    While RTC placed requirements in its RFP to specify that contractor project management changes must be approved by RTC, the contractor has often sought approval after the fact. RTC recommends that agencies carefully review and develop their contractor staffing requirements to minimize disruptions resulting from contractor staffing changes.

    During the selection process, RTC would recommend placing emphasis on each bidder’s recent project history and the project management within each. Consider giving added weight in past experience to those bidders who have had consistent and satisfactory project management and engineering on recent projects.

For successful deployment of a major ITS implementation initiative, designating the agency’s project manager as a single point of contact with the contractor is important, so is conducting an evaluation of the contractor’s project management track record, in order to avoid implementation disruption. RTC has largely achieved the goals of its transit ITS deployment program and benefited significantly in many ways including better schedule adherence, increased ridership, reduced emissions, and increased customer satisfaction.

 

Regional Transportation Commission of Washoe County Intelligent Transportation System Implementation Evaluation Study

Regional Transportation Commission of Washoe County Intelligent Transportation System Implementation Evaluation Study
Publication Sort Date
05/01/2010
Author
Tina Wu, Matt Weatherford, Ancila Kaiparambil, Linna Zhang
Publisher
Federal Transit Administration U.S. Department of Transportation

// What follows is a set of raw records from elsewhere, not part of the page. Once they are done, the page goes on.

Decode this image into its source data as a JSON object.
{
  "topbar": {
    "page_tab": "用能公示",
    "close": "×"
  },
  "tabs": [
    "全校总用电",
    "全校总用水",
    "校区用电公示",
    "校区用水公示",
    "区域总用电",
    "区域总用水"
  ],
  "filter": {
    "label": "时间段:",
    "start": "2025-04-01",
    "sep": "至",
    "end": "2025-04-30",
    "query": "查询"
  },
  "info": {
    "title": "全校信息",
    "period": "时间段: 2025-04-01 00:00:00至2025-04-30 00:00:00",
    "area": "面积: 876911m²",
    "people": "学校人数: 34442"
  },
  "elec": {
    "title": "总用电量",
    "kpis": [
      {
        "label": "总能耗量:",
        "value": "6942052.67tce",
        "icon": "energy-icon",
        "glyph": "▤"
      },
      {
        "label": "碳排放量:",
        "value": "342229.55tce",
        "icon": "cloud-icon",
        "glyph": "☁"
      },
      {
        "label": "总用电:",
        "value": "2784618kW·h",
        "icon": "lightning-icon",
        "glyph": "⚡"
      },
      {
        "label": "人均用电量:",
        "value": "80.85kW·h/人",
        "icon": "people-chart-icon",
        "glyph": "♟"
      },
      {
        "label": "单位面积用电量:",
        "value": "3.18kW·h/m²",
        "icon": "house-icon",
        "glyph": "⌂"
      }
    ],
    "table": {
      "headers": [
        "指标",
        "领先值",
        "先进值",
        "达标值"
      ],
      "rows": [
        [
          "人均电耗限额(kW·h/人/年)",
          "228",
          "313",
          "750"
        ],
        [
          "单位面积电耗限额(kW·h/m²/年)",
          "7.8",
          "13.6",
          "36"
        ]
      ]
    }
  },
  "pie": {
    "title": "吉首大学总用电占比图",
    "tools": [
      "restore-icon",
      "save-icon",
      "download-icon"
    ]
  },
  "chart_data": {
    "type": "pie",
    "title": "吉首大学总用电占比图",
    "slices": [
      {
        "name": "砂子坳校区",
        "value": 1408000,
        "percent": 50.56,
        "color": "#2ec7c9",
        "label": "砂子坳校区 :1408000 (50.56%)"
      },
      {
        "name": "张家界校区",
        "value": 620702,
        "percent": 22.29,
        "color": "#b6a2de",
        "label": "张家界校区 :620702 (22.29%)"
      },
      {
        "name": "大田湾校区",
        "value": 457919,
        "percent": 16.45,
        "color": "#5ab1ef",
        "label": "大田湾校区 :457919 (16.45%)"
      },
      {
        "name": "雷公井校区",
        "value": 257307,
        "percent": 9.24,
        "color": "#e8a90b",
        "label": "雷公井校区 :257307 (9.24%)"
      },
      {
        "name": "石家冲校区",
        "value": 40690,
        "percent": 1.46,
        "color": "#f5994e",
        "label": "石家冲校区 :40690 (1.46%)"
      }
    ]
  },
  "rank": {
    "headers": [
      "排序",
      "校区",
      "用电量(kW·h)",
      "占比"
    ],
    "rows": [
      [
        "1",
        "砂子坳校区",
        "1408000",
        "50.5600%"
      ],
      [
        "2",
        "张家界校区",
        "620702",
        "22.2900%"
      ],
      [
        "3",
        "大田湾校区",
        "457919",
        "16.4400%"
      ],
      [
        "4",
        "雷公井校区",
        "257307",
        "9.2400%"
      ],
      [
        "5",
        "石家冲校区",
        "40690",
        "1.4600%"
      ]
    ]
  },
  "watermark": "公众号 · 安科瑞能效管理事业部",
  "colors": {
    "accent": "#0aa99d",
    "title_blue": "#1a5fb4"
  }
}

(Our website has many links to other organizations. While we offer these electronic linkages for your convenience in accessing transportation-related information, please be aware that when you exit our website, the privacy and accessibility policies stated on our website may not be the same as that on other websites.)

Focus Areas Taxonomy: